As we await a signal about a new name for Cape Town International Airport, let us not be distracted. For distraction is an ancient political game.
What happened at Cape Town International Airport on Monday resembled a circus. A public participation exercise was called off after scuffles between EFF supporters and others, including Khoisan representatives.
The circus metaphor is apt. Roman scribe Juvenal coined the term “bread and circuses” more than 2000 years ago to describe a practice during that society’s transition from republican to imperial rule.
While their world was being eroded, the Roman masses were distracted by bread and circuses. Their basic impulses, including the desire for entertainment, were serviced while their republic was disappearing.
In South Africa, sport fulfils this circus role. People become so engrossed in following their favourite teams or players that they lose sight of social, economic and political deterioration.
Political theatre, where the EFF often takes centre stage, is also a distraction. Since they burst into parliament after the 2014 elections, these noisy representatives have created circus-like conditions in several venues. This has some distracting entertainment value. It provokes argument and discussion but, unlike sport and other circuses, it can have sinister implications.
Disrespect for rules and laws may have a certain charm when we agree with chants such as “pay back the money”. But the charm wears off when these folk lead forcible land invasions.
The campaign to rename Cape Town airport after Winnie Madikizela-Mandela gained momentum when EFF leader Julius Malema made the suggestion during “Mama’s” April funeral at Orlando Stadium.

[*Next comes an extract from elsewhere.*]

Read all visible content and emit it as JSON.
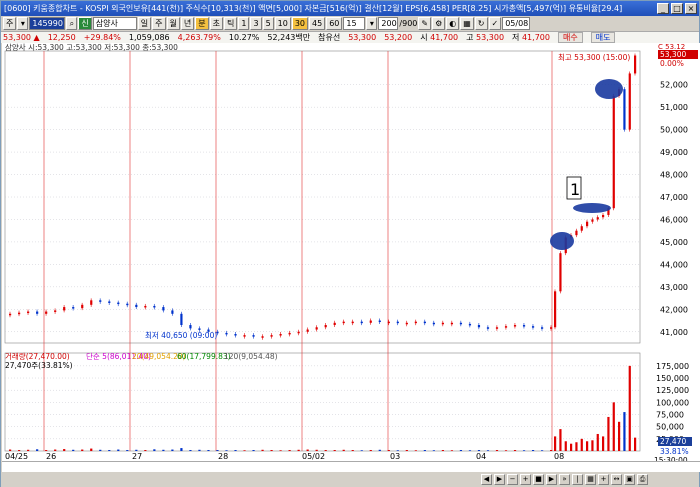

Now, there is a great hubbub about airport names. Other people are being mentioned, including Nelson Mandela, Robert Sobukwe, Albertina Sisulu and Archbishop Desmond Tutu.
Oooh. Oooh. Let’s contest and argue the merits of each. How entertaining. But ultimately, this is another distraction from bigger issues facing the country, such as poverty, unemployment, crime and corruption.
A hungry family cannot eat a sign which directs rich people to an airport. It will make no difference to any unemployed person. Rather focus on SA’s crumbling healthcare and education.
Wikipedia says the phrase “bread and circuses” means “to generate public approval, not by excellence in public service or public policy but by diversion, distraction”.
Juvenal used the term “to decry the selfishness of common people and their neglect of wider concerns”.
When Jan Smuts Airport was renamed Johannesburg International Airport (JIA) in 1994, the ANC said it favoured a policy of not naming airports after politicians. That policy was overturned when Thabo Mbeki arranged for JIA to bear the name of his mentor, OR Tambo.
Now, we are set for a rash of new names, until the next wind of political change comes to pass.
Malema and others have asked “Mama Winnie” to “give us a signal”. Maybe, on Monday, she was trying to say: don’t waste time with this silly business.
Don’t be distracted from core issues.